The RLA is already lobbying Westminster for support on this issue.
We are continuing to campaign against the restrictive planning policies being imposed by over 35 local authorities to restrict new homes in multiple occupancy (HMOs) via Article 4 Directions.
We have been successful at a number of inquiries into local plans. We are now looking at a new strategy to try to challenge these policies nationally including commissioning research on the impact of such policies which discriminate against younger tenants.
This is a key issue for the PRS. As one of six core partners, we are at the forefront of the Homes for Britain campaign urging for an increase in supply of housing and putting housing high on the political agenda for all parties. We have to make sure that small and medium sized landlords whom we represent are also helped. We are seriously worried about the ongoing ability of banks to finance the PRS. Alternative sources of funding are needed.
For example, we are promoting a policy to central and local Government that small plots of land should be made available on similar terms proposed for institutional investment.
The tax system is unfair for private landlords and this is a key problem. We have put forward proposals for reform which would ensure that landlords are treated as deemed traders in the same way as those who rent out furnished holiday accommodation. We also want to see rollover relief for reinvestment of capital gains.
Calls for rent controls, particularly in London, are starting again. We are strongly opposed to any form of rent control.
The RLA works closely with its policy partner, the Scottish Association of Landlords (SAL) on cross-border issues affecting landlords and the PRS. For instance, a recent joint survey of over 1,000 landlords revealed that over 65 per cent do not support the Government’s universal credit proposals.
RLA members can also have joint membership of SAL for just £98-a-year.
The RLA is extremely active in Wales. Currently, the Welsh Government proposes that all Welsh landlords should have to register and those who manage properties should have to be licensed and undergo training.

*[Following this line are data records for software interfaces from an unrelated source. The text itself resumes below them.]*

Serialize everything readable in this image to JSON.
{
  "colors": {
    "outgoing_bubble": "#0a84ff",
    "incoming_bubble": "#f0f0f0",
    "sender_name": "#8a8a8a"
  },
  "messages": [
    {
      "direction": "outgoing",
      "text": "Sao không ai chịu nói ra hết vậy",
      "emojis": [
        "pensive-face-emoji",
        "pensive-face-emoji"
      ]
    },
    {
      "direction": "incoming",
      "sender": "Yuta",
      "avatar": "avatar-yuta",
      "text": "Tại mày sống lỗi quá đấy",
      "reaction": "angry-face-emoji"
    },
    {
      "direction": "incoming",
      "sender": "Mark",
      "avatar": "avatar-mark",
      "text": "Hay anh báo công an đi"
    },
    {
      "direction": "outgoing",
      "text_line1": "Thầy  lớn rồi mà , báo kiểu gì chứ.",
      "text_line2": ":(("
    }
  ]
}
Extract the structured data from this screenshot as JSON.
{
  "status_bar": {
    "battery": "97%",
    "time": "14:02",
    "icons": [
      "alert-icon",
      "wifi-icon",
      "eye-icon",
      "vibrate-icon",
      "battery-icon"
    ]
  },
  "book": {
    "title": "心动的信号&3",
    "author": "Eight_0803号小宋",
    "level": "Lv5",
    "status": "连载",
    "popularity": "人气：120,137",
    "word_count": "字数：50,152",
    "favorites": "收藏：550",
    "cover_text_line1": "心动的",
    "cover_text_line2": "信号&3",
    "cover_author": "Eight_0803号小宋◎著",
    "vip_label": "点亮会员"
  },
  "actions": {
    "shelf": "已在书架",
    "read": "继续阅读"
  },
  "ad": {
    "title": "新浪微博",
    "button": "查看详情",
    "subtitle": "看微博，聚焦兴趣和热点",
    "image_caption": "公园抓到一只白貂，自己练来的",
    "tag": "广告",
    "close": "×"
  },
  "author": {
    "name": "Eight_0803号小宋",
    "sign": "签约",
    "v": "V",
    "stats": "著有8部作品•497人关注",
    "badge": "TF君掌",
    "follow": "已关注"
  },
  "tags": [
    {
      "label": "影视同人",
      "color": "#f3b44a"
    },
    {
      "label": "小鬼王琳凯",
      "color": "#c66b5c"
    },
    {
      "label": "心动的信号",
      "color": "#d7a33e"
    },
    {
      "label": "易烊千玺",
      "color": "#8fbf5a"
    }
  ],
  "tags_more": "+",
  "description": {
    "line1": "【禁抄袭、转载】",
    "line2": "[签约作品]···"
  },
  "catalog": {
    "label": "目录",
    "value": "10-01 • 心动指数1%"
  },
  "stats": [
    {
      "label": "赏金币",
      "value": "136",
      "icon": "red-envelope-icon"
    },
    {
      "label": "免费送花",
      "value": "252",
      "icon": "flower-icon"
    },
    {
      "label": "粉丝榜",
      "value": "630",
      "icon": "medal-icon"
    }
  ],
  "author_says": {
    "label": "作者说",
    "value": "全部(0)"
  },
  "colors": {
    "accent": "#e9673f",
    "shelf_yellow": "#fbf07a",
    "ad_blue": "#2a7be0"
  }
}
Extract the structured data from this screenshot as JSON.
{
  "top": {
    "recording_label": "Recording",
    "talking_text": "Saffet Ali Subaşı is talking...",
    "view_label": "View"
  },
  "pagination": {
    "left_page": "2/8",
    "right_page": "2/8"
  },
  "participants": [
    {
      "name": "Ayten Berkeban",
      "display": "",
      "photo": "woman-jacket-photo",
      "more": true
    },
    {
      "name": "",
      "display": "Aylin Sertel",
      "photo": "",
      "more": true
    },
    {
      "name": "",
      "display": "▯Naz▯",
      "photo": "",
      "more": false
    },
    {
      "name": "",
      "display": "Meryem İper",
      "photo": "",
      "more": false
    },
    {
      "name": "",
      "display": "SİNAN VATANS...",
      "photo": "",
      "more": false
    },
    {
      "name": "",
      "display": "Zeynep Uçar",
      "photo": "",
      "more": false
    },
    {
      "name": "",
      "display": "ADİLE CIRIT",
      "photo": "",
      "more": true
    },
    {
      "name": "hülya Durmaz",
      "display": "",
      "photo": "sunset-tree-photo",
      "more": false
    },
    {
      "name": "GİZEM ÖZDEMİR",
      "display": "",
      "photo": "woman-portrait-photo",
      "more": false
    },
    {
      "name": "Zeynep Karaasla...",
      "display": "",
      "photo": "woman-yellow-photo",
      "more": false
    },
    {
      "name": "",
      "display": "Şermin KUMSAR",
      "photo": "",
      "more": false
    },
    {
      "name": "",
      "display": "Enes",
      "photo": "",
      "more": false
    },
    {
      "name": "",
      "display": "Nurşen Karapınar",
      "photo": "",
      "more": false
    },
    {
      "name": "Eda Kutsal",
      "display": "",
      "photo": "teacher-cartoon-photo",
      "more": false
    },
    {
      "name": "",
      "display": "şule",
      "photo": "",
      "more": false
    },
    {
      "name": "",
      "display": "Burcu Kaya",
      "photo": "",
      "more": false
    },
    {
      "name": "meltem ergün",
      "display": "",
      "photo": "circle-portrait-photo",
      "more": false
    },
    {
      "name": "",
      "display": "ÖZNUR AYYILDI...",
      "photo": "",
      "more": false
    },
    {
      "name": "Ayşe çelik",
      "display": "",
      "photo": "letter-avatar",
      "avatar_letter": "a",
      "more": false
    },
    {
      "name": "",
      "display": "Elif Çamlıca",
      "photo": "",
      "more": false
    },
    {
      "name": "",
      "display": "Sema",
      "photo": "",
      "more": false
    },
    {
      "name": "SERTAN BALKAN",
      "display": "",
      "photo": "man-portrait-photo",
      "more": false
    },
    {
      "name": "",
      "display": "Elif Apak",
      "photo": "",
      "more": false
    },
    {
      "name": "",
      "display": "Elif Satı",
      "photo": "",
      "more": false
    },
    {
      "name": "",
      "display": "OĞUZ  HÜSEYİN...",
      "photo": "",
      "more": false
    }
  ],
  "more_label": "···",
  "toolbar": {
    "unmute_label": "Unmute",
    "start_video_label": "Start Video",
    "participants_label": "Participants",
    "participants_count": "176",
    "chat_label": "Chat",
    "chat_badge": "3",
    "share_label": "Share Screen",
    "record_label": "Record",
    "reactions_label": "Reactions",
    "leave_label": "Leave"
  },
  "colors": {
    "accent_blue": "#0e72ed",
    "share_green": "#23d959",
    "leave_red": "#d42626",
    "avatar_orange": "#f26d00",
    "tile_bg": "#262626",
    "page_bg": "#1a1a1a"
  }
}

Given the clear determination of the Welsh Government to introduce these measures we are negotiating about much of the detail to protect good landlords.
The Welsh Government also wants to carry out root and branch tenancy reform. RLA says two major changes affecting private tenants (and landlords) at the same time is simply too much
There are a number of other important issues which we are monitoring; including: